------ DATASET CONTENT ------

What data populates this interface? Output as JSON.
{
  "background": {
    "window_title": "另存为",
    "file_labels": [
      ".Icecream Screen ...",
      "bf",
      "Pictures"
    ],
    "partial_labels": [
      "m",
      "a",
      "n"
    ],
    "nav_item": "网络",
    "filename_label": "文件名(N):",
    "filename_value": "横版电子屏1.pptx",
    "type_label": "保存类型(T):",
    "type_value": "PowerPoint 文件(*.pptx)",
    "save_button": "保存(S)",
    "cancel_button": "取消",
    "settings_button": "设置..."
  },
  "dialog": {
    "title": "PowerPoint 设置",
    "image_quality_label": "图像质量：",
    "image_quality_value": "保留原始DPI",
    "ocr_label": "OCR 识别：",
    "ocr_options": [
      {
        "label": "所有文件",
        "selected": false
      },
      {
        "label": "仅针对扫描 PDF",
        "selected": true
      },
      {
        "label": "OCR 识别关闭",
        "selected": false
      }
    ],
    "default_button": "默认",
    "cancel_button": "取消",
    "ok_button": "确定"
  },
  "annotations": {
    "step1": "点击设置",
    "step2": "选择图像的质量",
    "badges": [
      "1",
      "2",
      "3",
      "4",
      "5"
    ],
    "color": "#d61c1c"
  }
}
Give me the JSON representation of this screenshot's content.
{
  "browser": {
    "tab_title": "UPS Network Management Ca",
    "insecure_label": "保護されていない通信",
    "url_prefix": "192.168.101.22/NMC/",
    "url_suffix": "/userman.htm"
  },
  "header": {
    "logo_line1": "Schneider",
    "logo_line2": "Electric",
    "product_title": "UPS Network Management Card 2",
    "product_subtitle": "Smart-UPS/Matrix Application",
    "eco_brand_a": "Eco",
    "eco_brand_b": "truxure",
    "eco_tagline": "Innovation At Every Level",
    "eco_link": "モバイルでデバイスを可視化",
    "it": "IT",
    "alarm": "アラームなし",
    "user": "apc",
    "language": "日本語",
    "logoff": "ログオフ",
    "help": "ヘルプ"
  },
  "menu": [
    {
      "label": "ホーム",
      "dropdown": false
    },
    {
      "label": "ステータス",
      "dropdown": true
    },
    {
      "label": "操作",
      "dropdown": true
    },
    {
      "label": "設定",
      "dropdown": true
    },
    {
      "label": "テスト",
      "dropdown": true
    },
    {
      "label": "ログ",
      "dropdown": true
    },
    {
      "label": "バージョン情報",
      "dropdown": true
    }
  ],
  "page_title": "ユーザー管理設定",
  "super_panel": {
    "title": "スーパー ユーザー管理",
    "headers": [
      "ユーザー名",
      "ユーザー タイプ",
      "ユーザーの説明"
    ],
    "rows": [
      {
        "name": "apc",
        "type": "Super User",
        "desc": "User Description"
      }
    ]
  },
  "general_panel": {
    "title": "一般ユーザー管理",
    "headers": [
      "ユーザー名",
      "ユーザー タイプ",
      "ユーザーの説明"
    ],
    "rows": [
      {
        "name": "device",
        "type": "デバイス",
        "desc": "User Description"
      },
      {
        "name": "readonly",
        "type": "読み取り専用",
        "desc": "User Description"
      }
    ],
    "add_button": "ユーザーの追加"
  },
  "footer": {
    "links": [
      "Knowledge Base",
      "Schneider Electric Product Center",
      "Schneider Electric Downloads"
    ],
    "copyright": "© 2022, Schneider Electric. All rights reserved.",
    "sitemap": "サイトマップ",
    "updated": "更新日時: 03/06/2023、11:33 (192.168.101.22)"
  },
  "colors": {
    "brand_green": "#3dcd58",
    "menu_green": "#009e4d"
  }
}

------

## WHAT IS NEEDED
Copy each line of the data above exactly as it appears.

## EXERCISE OUTPUT
What data populates this interface? Output as JSON.
{
  "background": {
    "window_title": "另存为",
    "file_labels": [
      ".Icecream Screen ...",
      "bf",
      "Pictures"
    ],
    "partial_labels": [
      "m",
      "a",
      "n"
    ],
    "nav_item": "网络",
    "filename_label": "文件名(N):",
    "filename_value": "横版电子屏1.pptx",
    "type_label": "保存类型(T):",
    "type_value": "PowerPoint 文件(*.pptx)",
    "save_button": "保存(S)",
    "cancel_button": "取消",
    "settings_button": "设置..."
  },
  "dialog": {
    "title": "PowerPoint 设置",
    "image_quality_label": "图像质量：",
    "image_quality_value": "保留原始DPI",
    "ocr_label": "OCR 识别：",
    "ocr_options": [
      {
        "label": "所有文件",
        "selected": false
      },
      {
        "label": "仅针对扫描 PDF",
        "selected": true
      },
      {
        "label": "OCR 识别关闭",
        "selected": false
      }
    ],
    "default_button": "默认",
    "cancel_button": "取消",
    "ok_button": "确定"
  },
  "annotations": {
    "step1": "点击设置",
    "step2": "选择图像的质量",
    "badges": [
      "1",
      "2",
      "3",
      "4",
      "5"
    ],
    "color": "#d61c1c"
  }
}
Give me the JSON representation of this screenshot's content.
{
  "browser": {
    "tab_title": "UPS Network Management Ca",
    "insecure_label": "保護されていない通信",
    "url_prefix": "192.168.101.22/NMC/",
    "url_suffix": "/userman.htm"
  },
  "header": {
    "logo_line1": "Schneider",
    "logo_line2": "Electric",
    "product_title": "UPS Network Management Card 2",
    "product_subtitle": "Smart-UPS/Matrix Application",
    "eco_brand_a": "Eco",
    "eco_brand_b": "truxure",
    "eco_tagline": "Innovation At Every Level",
    "eco_link": "モバイルでデバイスを可視化",
    "it": "IT",
    "alarm": "アラームなし",
    "user": "apc",
    "language": "日本語",
    "logoff": "ログオフ",
    "help": "ヘルプ"
  },
  "menu": [
    {
      "label": "ホーム",
      "dropdown": false
    },
    {
      "label": "ステータス",
      "dropdown": true
    },
    {
      "label": "操作",
      "dropdown": true
    },
    {
      "label": "設定",
      "dropdown": true
    },
    {
      "label": "テスト",
      "dropdown": true
    },
    {
      "label": "ログ",
      "dropdown": true
    },
    {
      "label": "バージョン情報",
      "dropdown": true
    }
  ],
  "page_title": "ユーザー管理設定",
  "super_panel": {
    "title": "スーパー ユーザー管理",
    "headers": [
      "ユーザー名",
      "ユーザー タイプ",
      "ユーザーの説明"
    ],
    "rows": [
      {
        "name": "apc",
        "type": "Super User",
        "desc": "User Description"
      }
    ]
  },
  "general_panel": {
    "title": "一般ユーザー管理",
    "headers": [
      "ユーザー名",
      "ユーザー タイプ",
      "ユーザーの説明"
    ],
    "rows": [
      {
        "name": "device",
        "type": "デバイス",
        "desc": "User Description"
      },
      {
        "name": "readonly",
        "type": "読み取り専用",
        "desc": "User Description"
      }
    ],
    "add_button": "ユーザーの追加"
  },
  "footer": {
    "links": [
      "Knowledge Base",
      "Schneider Electric Product Center",
      "Schneider Electric Downloads"
    ],
    "copyright": "© 2022, Schneider Electric. All rights reserved.",
    "sitemap": "サイトマップ",
    "updated": "更新日時: 03/06/2023、11:33 (192.168.101.22)"
  },
  "colors": {
    "brand_green": "#3dcd58",
    "menu_green": "#009e4d"
  }
}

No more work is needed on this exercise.